  • Avoid letting your dog play or walk in grassy areas as much as possible, especially when pollen counts are high. Stick to paved areas when outside.
  • Wipe your dog’s paws with a damp towel after walks to remove any pollen or allergens they may have picked up on their feet.
  • Have your dog wear booties when going outside. This creates a barrier between their paws and the grass.

Making these simple changes can greatly reduce the amount of grass pollen your dog comes into contact with. Consult with your veterinarian for other lifestyle recommendations to manage your dog’s grass allergies.


There are a couple ways to help prevent the development of grass allergies in dogs. One is through breed selection. Certain breeds like Labrador Retrievers, Golden Retrievers, and German Shepherds are more prone to allergies and sensitivities. Choosing a breed with a lower likelihood of allergies can help prevent issues.

a puppy playing in grass

Another prevention method is early exposure. Introducing dogs to grass and outdoor environments starting as puppies may help avoid allergies. According to PetMD, gradually exposing pups to grass and pollen starting around 4-6 months old, before their immune system fully develops, can help prevent sensitivity. Take puppies outside frequently and let them experience different grasses and environments in a controlled, positive way.


The prognosis for dogs with grass allergies is generally positive, as it is a manageable chronic condition. With proper treatment and management, most dogs can live comfortably with grass allergies. However, it is a lifelong condition that requires continued care. Quality of life is an important consideration, as allergies can be frustrating and uncomfortable for dogs. With medications, lifestyle changes, and prevention strategies, dogs with grass allergies can have a good quality of life. But severe cases may require intensive long-term treatment that can impact quality of life. Consulting a veterinarian helps determine if management strategies are maintaining a good quality of life or if additional interventions are needed. Overall, the prognosis is good but grass allergies do require an ongoing commitment to treatment and lifestyle adjustments.

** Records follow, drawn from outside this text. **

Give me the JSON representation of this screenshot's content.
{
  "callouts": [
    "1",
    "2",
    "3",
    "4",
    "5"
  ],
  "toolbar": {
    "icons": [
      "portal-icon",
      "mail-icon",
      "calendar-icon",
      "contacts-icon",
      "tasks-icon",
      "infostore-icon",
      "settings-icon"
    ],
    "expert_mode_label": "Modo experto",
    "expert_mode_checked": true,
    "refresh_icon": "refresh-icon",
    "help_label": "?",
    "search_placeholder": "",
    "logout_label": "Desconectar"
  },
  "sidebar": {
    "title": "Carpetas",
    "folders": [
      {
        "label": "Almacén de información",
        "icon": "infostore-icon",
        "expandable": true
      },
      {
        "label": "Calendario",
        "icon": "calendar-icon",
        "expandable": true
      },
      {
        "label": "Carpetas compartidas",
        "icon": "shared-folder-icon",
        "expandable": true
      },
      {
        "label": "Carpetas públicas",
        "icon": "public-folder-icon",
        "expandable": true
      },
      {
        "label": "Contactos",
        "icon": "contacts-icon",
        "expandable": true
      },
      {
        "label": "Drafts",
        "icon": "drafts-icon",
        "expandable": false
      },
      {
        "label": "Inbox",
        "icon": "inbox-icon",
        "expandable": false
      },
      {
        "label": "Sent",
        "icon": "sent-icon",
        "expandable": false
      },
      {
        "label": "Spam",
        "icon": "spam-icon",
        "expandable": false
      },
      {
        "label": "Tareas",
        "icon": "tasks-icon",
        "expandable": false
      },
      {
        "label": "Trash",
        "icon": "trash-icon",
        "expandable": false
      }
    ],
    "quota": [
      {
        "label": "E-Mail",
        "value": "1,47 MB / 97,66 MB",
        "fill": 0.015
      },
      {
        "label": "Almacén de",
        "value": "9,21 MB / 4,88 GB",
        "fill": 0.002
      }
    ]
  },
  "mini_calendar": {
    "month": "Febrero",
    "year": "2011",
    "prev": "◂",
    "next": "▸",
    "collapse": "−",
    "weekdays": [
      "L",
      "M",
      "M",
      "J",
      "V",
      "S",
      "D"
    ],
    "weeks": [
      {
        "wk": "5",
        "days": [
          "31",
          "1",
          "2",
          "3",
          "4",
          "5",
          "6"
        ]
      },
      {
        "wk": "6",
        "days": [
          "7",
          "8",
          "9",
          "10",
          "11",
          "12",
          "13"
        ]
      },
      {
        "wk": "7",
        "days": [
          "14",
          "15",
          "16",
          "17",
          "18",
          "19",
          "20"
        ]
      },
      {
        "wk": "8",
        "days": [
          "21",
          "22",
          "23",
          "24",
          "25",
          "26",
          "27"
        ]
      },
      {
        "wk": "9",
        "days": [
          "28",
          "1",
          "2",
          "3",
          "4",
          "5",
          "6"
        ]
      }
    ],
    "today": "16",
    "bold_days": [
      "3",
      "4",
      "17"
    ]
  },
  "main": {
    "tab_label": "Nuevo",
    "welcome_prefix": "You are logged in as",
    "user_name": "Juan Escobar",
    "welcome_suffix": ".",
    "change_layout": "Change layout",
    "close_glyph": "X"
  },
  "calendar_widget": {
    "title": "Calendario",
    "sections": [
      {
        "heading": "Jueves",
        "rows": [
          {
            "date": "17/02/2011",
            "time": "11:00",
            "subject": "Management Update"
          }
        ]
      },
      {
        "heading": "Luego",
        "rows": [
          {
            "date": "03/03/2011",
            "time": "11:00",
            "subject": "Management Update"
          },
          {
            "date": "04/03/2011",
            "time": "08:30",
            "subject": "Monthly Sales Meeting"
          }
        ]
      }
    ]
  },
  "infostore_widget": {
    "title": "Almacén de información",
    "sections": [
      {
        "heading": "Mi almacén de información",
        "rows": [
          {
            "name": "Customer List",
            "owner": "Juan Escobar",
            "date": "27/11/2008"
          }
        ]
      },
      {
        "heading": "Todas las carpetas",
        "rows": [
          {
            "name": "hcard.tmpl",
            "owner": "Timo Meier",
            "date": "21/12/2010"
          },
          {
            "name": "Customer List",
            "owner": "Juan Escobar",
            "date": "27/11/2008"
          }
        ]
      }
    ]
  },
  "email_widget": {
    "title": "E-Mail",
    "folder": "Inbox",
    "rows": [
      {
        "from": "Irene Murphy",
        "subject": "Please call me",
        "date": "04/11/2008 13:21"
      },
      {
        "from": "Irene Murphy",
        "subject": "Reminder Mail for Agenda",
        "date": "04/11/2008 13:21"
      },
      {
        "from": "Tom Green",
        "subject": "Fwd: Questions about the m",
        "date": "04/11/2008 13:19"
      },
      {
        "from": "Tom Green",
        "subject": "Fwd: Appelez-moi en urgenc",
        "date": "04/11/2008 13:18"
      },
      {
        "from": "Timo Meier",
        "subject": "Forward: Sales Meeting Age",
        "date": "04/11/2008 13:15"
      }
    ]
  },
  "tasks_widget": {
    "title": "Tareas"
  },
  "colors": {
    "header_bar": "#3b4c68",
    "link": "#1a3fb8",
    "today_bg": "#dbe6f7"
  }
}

When to See a Vet

If your dog is exhibiting any of the following symptoms, you should make an appointment with your veterinarian:

  • Excessive or persistent scratching, biting, licking, or chewing at their paws, belly, or other parts of their body [1]
  • Significant hair loss or abnormal bald patches on the belly or paws [2]
  • Open sores, rashes, or hives appearing on the skin
  • Swelling around the paws, muzzle, or eyes
  • Frequent ear infections
  • Vomiting or diarrhea that lasts more than a day or two
  • Sneezing, coughing, wheezing, or other respiratory issues
  • Loss of appetite or lethargy

A vet can help diagnose the underlying cause and severity of your dog’s allergies through tests and examinations. Early treatment is key to relieve discomfort and prevent secondary infections caused by excessive scratching and irritation.

Scroll to Top